Start of Data provided

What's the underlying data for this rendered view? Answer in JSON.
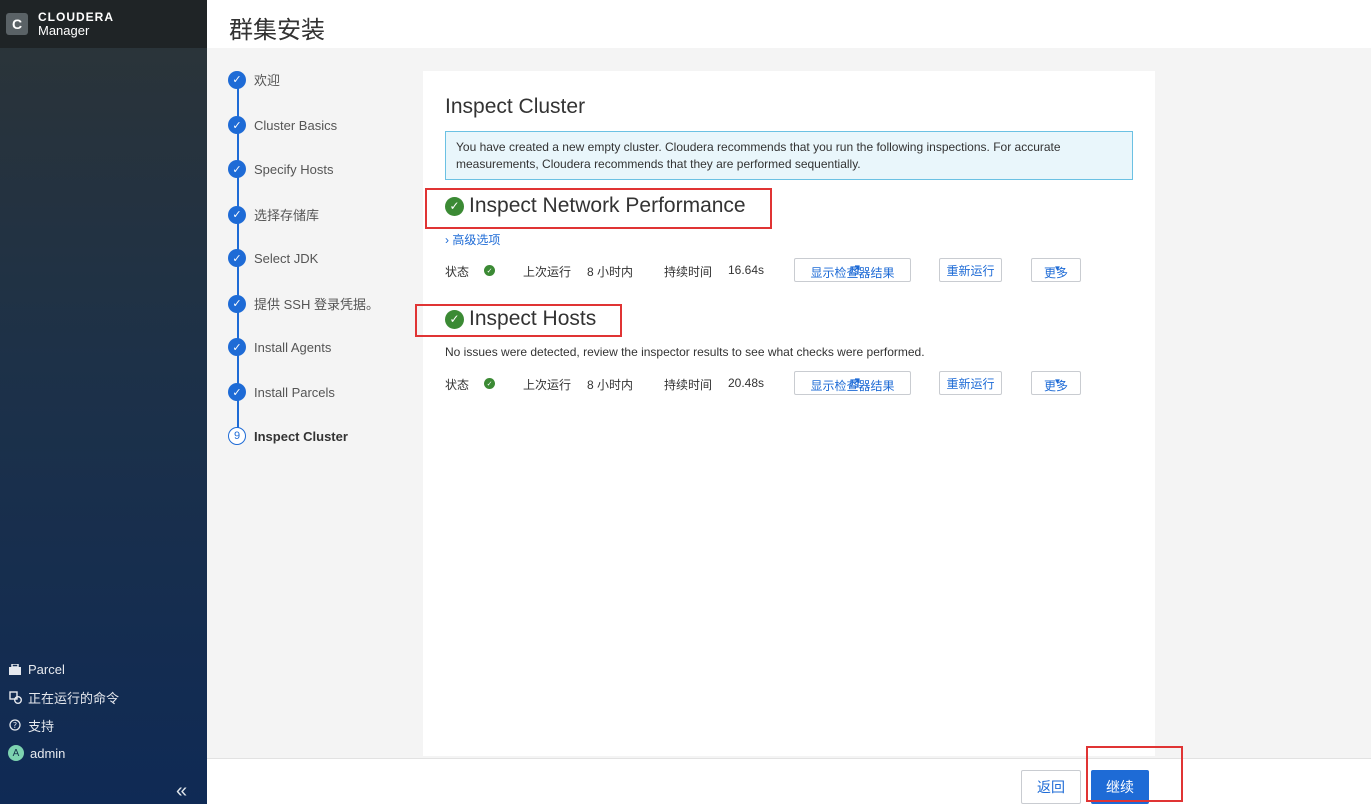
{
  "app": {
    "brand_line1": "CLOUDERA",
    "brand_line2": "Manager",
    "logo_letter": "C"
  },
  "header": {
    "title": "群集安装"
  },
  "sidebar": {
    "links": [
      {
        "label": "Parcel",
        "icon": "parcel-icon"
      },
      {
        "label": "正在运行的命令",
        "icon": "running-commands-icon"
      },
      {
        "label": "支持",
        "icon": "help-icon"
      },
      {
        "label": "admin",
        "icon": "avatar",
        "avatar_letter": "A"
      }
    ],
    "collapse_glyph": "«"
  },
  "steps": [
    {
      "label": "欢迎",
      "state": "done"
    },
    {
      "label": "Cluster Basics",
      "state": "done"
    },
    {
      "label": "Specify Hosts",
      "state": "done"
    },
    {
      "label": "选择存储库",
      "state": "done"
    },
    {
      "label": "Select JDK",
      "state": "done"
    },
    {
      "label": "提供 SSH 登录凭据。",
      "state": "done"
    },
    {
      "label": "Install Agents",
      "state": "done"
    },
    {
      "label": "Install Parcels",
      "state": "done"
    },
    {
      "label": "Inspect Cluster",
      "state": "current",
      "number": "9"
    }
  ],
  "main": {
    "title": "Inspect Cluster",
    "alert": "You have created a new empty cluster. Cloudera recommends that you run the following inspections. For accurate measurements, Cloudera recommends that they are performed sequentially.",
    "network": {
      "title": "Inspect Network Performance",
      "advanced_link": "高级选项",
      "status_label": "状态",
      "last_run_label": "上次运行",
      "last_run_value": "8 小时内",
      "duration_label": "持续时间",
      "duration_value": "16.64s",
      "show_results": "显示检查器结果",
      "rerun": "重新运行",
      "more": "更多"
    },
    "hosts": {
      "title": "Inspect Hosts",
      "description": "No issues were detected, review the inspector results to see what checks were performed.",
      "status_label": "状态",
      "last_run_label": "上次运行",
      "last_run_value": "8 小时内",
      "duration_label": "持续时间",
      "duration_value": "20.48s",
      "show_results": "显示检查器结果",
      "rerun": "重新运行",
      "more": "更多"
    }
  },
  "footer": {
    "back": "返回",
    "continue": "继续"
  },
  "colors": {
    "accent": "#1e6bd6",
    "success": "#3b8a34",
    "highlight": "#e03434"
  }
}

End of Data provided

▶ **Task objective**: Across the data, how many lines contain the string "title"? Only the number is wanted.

▶ **Response to this task**: 4